Boca Raton, FL: CRC Press (ISBN 978-1-4398-0040-9/hbk). xvi, 654~p. (2010).
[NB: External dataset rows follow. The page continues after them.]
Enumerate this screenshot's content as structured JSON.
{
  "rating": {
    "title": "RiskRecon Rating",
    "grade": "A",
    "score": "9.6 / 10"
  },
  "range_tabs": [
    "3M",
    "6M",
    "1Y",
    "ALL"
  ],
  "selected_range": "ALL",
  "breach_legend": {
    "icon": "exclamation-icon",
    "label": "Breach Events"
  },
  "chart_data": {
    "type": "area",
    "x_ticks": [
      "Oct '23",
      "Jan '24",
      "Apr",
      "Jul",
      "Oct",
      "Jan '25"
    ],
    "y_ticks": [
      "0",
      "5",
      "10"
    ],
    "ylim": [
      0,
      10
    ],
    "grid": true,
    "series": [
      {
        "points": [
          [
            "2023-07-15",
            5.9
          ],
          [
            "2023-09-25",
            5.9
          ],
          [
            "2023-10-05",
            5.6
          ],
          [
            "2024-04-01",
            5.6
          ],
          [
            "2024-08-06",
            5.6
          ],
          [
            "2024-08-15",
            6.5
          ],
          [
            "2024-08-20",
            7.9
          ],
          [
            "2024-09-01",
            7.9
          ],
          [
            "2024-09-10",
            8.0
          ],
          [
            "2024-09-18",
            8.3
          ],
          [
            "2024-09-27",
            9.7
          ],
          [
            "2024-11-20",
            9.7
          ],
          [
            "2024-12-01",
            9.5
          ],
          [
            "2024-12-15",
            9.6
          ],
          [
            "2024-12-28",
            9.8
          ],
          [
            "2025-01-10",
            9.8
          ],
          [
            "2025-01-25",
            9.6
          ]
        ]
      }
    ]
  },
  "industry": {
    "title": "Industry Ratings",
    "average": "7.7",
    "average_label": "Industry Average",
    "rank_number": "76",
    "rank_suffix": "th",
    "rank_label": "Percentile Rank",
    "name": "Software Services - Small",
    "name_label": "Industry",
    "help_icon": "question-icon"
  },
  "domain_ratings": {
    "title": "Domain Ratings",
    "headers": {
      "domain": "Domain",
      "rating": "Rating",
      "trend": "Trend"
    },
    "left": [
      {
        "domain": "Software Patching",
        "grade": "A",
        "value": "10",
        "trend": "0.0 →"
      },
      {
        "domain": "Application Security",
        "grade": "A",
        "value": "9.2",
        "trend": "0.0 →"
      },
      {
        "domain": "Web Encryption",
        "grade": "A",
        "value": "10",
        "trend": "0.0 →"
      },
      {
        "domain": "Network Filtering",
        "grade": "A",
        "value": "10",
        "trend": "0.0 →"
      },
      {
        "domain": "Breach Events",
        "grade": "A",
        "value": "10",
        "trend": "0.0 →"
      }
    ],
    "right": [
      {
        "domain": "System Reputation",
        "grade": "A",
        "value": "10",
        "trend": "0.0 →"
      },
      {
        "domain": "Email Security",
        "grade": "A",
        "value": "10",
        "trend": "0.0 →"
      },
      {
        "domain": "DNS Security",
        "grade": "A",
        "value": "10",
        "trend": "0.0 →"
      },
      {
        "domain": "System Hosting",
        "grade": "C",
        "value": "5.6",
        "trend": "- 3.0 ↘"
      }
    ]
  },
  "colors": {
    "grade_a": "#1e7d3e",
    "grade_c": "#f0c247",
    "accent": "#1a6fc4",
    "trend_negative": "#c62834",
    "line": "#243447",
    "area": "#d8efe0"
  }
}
This book is intended for a wide variety of students. Its writing style is informal, but all definitions and results are stated precisely, the latter with formal proofs. Concepts and results are motivated and introduced by explanations and worked examples and, in fact, one of the strong points of this book is the number of worked examples. The approach is via vectors in \${\bbfR}^n\$ and matrices; these are treated in Chapter 1, along with linear independence, bases and subspaces. Chapter 2 deals thoroughly with systems of equations and Gaussian elimination. Chapter 3 is on matrix algebra, matrix-vector multiplication and the inverse matrix. Chapter 4 deals with eigenvalues, eigenvectors and diagonalization. The determinant of a square matrix \$A\$ is defined in terms of the \$PA=LU\$ factorization. The Cayley-Hamilton theorem is proved for diagonalizable matrices and the minimal polynomial is introduced. Chapter 5 treats vector spaces abstractly, Chapter 6 covers linear transformations, Chapter 7 treats real and complex inner product spaces, the Gram-Schmidt process, and the Schur and QR factorizations. Finally, Chapter 8 deals with hermitian and normal matrices and quadratic forms, and concludes with the singular value and polar decompositions. Many applications of linear algebra are introduced in the text and in examples and the many exercises. There are over 1200 of the latter, and they are classified according to difficulty. Attention is also drawn to the use of calculators and computers where relevant. A very useful feature of the book is that each chapter ends with a summary of key definitions and results. The book contains answers or hints to the odd-numbered exercises and an instructorâ€™s solutions manual is forthcoming.
Reviewer: Rabe von Randow (Bonn)
Classification: H65